Records for the exercise:
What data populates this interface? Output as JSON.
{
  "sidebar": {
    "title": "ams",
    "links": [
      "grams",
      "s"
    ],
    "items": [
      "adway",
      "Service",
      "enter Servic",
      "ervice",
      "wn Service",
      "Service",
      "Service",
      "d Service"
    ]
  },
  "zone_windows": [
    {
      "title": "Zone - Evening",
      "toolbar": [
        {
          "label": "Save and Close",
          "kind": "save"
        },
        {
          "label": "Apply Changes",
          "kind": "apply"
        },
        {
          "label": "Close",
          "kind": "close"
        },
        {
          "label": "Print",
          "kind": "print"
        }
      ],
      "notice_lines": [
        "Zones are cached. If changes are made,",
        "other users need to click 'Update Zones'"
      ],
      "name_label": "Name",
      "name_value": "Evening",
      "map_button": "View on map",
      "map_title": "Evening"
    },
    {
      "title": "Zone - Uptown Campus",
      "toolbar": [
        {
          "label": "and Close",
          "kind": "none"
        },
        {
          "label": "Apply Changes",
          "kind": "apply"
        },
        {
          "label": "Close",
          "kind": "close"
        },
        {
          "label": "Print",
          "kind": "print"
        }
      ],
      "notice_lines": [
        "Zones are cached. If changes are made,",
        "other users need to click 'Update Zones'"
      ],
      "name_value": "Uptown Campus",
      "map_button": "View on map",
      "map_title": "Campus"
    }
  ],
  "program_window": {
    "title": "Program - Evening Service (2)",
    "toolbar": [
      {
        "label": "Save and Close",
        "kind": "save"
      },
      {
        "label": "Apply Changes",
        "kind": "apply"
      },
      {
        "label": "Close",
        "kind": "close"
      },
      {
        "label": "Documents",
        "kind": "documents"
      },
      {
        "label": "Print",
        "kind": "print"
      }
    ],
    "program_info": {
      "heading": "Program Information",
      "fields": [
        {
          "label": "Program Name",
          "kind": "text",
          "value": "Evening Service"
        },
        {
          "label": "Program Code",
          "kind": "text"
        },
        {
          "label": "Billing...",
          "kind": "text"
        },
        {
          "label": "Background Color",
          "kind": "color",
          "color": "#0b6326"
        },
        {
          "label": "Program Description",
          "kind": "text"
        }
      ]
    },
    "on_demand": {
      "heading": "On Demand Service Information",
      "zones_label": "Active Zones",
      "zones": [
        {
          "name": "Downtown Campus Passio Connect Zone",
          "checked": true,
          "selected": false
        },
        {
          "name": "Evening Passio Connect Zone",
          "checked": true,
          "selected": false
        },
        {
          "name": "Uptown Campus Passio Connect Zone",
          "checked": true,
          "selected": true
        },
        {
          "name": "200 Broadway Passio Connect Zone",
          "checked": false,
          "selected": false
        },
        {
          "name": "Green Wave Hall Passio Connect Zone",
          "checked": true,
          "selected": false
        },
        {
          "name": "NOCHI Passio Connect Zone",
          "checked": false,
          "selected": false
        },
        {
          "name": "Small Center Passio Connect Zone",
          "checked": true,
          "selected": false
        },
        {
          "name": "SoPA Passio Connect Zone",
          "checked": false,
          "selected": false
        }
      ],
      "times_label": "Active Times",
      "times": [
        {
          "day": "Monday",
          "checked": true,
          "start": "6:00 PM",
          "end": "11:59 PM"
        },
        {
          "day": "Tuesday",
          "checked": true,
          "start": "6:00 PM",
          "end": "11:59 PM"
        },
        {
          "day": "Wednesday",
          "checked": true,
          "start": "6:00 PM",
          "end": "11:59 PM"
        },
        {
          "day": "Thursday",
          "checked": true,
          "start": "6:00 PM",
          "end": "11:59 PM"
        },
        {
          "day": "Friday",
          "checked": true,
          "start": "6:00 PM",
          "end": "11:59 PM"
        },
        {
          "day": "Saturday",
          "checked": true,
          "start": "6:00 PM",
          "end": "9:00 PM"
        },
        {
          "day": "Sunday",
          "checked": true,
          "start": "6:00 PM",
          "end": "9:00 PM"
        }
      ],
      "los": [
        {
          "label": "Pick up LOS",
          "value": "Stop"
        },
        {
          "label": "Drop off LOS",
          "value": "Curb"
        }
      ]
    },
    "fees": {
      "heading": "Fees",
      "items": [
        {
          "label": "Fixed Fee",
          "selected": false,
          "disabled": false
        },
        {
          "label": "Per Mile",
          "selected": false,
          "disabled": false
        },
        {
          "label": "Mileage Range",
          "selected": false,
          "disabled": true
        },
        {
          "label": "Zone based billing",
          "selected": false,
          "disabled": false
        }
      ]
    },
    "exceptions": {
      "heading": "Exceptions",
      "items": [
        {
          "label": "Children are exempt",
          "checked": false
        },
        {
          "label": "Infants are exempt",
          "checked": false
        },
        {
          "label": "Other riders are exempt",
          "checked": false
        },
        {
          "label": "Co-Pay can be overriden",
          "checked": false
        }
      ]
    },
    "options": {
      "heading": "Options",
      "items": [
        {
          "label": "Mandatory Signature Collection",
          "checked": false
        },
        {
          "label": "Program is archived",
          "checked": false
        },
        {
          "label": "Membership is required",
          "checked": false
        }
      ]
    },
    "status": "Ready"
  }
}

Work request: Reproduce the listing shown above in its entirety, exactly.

Answer for the task:
What data populates this interface? Output as JSON.
{
  "sidebar": {
    "title": "ams",
    "links": [
      "grams",
      "s"
    ],
    "items": [
      "adway",
      "Service",
      "enter Servic",
      "ervice",
      "wn Service",
      "Service",
      "Service",
      "d Service"
    ]
  },
  "zone_windows": [
    {
      "title": "Zone - Evening",
      "toolbar": [
        {
          "label": "Save and Close",
          "kind": "save"
        },
        {
          "label": "Apply Changes",
          "kind": "apply"
        },
        {
          "label": "Close",
          "kind": "close"
        },
        {
          "label": "Print",
          "kind": "print"
        }
      ],
      "notice_lines": [
        "Zones are cached. If changes are made,",
        "other users need to click 'Update Zones'"
      ],
      "name_label": "Name",
      "name_value": "Evening",
      "map_button": "View on map",
      "map_title": "Evening"
    },
    {
      "title": "Zone - Uptown Campus",
      "toolbar": [
        {
          "label": "and Close",
          "kind": "none"
        },
        {
          "label": "Apply Changes",
          "kind": "apply"
        },
        {
          "label": "Close",
          "kind": "close"
        },
        {
          "label": "Print",
          "kind": "print"
        }
      ],
      "notice_lines": [
        "Zones are cached. If changes are made,",
        "other users need to click 'Update Zones'"
      ],
      "name_value": "Uptown Campus",
      "map_button": "View on map",
      "map_title": "Campus"
    }
  ],
  "program_window": {
    "title": "Program - Evening Service (2)",
    "toolbar": [
      {
        "label": "Save and Close",
        "kind": "save"
      },
      {
        "label": "Apply Changes",
        "kind": "apply"
      },
      {
        "label": "Close",
        "kind": "close"
      },
      {
        "label": "Documents",
        "kind": "documents"
      },
      {
        "label": "Print",
        "kind": "print"
      }
    ],
    "program_info": {
      "heading": "Program Information",
      "fields": [
        {
          "label": "Program Name",
          "kind": "text",
          "value": "Evening Service"
        },
        {
          "label": "Program Code",
          "kind": "text"
        },
        {
          "label": "Billing...",
          "kind": "text"
        },
        {
          "label": "Background Color",
          "kind": "color",
          "color": "#0b6326"
        },
        {
          "label": "Program Description",
          "kind": "text"
        }
      ]
    },
    "on_demand": {
      "heading": "On Demand Service Information",
      "zones_label": "Active Zones",
      "zones": [
        {
          "name": "Downtown Campus Passio Connect Zone",
          "checked": true,
          "selected": false
        },
        {
          "name": "Evening Passio Connect Zone",
          "checked": true,
          "selected": false
        },
        {
          "name": "Uptown Campus Passio Connect Zone",
          "checked": true,
          "selected": true
        },
        {
          "name": "200 Broadway Passio Connect Zone",
          "checked": false,
          "selected": false
        },
        {
          "name": "Green Wave Hall Passio Connect Zone",
          "checked": true,
          "selected": false
        },
        {
          "name": "NOCHI Passio Connect Zone",
          "checked": false,
          "selected": false
        },
        {
          "name": "Small Center Passio Connect Zone",
          "checked": true,
          "selected": false
        },
        {
          "name": "SoPA Passio Connect Zone",
          "checked": false,
          "selected": false
        }
      ],
      "times_label": "Active Times",
      "times": [
        {
          "day": "Monday",
          "checked": true,
          "start": "6:00 PM",
          "end": "11:59 PM"
        },
        {
          "day": "Tuesday",
          "checked": true,
          "start": "6:00 PM",
          "end": "11:59 PM"
        },
        {
          "day": "Wednesday",
          "checked": true,
          "start": "6:00 PM",
          "end": "11:59 PM"
        },
        {
          "day": "Thursday",
          "checked": true,
          "start": "6:00 PM",
          "end": "11:59 PM"
        },
        {
          "day": "Friday",
          "checked": true,
          "start": "6:00 PM",
          "end": "11:59 PM"
        },
        {
          "day": "Saturday",
          "checked": true,
          "start": "6:00 PM",
          "end": "9:00 PM"
        },
        {
          "day": "Sunday",
          "checked": true,
          "start": "6:00 PM",
          "end": "9:00 PM"
        }
      ],
      "los": [
        {
          "label": "Pick up LOS",
          "value": "Stop"
        },
        {
          "label": "Drop off LOS",
          "value": "Curb"
        }
      ]
    },
    "fees": {
      "heading": "Fees",
      "items": [
        {
          "label": "Fixed Fee",
          "selected": false,
          "disabled": false
        },
        {
          "label": "Per Mile",
          "selected": false,
          "disabled": false
        },
        {
          "label": "Mileage Range",
          "selected": false,
          "disabled": true
        },
        {
          "label": "Zone based billing",
          "selected": false,
          "disabled": false
        }
      ]
    },
    "exceptions": {
      "heading": "Exceptions",
      "items": [
        {
          "label": "Children are exempt",
          "checked": false
        },
        {
          "label": "Infants are exempt",
          "checked": false
        },
        {
          "label": "Other riders are exempt",
          "checked": false
        },
        {
          "label": "Co-Pay can be overriden",
          "checked": false
        }
      ]
    },
    "options": {
      "heading": "Options",
      "items": [
        {
          "label": "Mandatory Signature Collection",
          "checked": false
        },
        {
          "label": "Program is archived",
          "checked": false
        },
        {
          "label": "Membership is required",
          "checked": false
        }
      ]
    },
    "status": "Ready"
  }
}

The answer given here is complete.